What needs to be done -
Only the lines holding the string "demo" are needed; copy each of them from the data.

[Component data from apps and pages]

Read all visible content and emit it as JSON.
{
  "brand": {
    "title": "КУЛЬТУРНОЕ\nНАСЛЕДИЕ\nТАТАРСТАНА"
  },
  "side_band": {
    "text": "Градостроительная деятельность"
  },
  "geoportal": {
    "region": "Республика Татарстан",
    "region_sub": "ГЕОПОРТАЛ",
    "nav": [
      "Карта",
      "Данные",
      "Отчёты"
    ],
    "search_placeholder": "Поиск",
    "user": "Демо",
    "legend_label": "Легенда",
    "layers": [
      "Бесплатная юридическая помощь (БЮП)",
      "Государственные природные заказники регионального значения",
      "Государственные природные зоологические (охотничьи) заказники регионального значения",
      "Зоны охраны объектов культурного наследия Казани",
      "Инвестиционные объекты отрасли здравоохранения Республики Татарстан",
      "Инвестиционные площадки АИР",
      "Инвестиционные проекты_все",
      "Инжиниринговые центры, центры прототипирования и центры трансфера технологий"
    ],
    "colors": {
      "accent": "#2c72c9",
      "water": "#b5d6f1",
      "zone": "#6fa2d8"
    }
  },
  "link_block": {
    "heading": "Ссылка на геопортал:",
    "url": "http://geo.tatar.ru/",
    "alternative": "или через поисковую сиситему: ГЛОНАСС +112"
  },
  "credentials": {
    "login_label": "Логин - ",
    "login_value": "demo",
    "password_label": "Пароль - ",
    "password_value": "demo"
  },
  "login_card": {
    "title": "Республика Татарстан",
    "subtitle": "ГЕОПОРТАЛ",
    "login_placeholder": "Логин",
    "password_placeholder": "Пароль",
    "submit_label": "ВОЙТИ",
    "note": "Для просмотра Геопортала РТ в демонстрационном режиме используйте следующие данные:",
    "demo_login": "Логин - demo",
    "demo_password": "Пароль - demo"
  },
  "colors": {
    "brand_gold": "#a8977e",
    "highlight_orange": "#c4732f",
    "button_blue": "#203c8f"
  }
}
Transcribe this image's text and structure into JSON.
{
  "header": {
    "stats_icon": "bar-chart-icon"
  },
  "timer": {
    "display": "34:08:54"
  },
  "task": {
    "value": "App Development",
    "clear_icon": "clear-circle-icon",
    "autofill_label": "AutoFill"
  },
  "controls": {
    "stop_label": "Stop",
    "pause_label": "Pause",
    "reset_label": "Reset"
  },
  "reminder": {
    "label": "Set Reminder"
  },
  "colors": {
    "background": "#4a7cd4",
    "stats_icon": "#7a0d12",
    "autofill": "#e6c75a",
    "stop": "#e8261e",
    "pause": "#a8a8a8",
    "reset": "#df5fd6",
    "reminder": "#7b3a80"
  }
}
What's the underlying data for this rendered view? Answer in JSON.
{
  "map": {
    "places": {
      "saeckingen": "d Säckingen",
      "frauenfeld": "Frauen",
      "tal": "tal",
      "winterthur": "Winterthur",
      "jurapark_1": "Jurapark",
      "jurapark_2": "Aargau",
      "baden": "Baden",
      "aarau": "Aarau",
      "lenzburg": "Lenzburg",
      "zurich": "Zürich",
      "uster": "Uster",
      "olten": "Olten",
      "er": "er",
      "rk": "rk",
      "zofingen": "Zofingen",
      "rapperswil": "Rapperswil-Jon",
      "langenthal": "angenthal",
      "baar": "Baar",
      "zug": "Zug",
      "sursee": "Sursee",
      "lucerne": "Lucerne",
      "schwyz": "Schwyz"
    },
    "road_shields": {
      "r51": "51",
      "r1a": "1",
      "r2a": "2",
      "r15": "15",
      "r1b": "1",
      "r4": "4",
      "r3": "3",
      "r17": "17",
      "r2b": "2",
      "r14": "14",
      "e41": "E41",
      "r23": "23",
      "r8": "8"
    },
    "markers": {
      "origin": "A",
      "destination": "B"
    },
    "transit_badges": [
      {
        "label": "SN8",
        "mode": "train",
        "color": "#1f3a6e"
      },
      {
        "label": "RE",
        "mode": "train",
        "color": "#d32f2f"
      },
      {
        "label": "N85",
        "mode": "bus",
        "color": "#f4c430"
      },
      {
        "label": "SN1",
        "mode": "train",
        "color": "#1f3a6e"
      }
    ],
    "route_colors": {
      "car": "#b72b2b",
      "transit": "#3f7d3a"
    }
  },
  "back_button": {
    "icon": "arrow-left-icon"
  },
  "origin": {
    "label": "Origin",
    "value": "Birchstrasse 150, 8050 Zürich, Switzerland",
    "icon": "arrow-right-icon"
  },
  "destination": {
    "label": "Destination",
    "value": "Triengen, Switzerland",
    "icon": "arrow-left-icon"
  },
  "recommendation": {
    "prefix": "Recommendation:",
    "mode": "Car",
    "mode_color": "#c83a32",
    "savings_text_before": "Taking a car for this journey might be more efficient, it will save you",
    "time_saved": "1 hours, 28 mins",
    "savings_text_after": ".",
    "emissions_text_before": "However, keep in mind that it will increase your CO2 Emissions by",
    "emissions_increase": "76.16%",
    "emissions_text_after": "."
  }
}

Output -
    "login_value": "demo",
    "password_value": "demo"
    "demo_login": "Логин - demo",
    "demo_password": "Пароль - demo"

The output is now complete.